Hi Robin, sorry that I have been bombarding you with so many questions, I wanted to ask you, I would like to know a way to learn better and more interesting chord progressions, like non-diatonic progression for better and more interesting compositions. Anything you recommend ? 21. August 2016

Study Jazz Harmony – particularly chord extensions and modal harmony. You will get a lot of great possibilities by understanding this. Check out the book: Twentieth- Century Harmony by Vincent Persichetti as well, which will also give you a few cool ideas on modern yet tonal chord progressions…


How do you use tensions wisely in orchestration? Using dissonant in your favor 21. August 2016

That is an incredibly complex question that can’t be answered in a few sentences. Writing proper dissonances that sound great is really tricky. I would recommend studying Stravinsky’s RITE OF SPRINGS for extremely effective use of dissonances. Particularly pay attention how he very often writes structures that are pretty consonant within individual sections but create strong dissonance with other sections…


Hi Mr. Hoffmann thanks for your website and for sharing your knowledge with all of us, I have a question I would like to take a course on orchestration and I am in between 2 that are kind of same price which one do you recommend ? Option 1 is Berkeley online orchestration and option 2 think space ed 21. August 2016

Can’t comment much on Berkeley. I have tutored a few years for Thinkspace but they just recently changed alot of their structure. Generally both courses should probably give a good basic understanding of orchestration but will probably not replace proper orchestration lessons. You might also want to check out Thomas Goss’ Orchestration Online course.


Hallöchen! Vor gut ‘nem Jahr, habe ich angefangen Klavier und Komponieren zu üben. Mir kommt es so vor, als dass wenn ich immer verwirrter werde, je mehr neues ich in Musiktheorie erfahre, weil ich nicht alles vollständig Verstehe. Hättest du evtl. Literarurtips die einen schrittweise lehren? Danke! 21. August 2016

Sehr schwierig. Das wird dich wahrscheinlich eher noch mehr verwirren. Am besten wäre, wenn du dir einen Lehrer suchst, der weiß, wovon er redet und dir sinnvoll und strukturiert beibringen kann, wie man mit diesen ganzen Dingen umgeht…

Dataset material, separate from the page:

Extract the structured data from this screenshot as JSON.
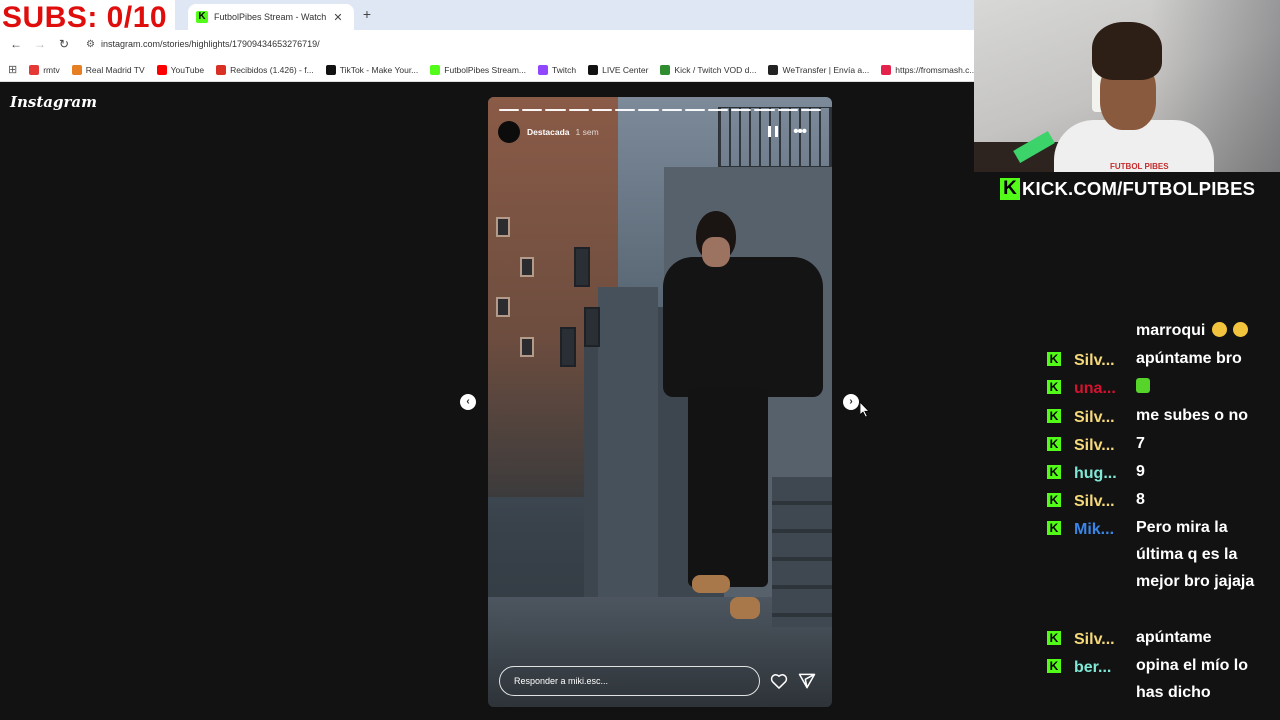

Page 1 of 12 1 2 3 4 5 6 »

Pin It on Pinterest

Shares
Share This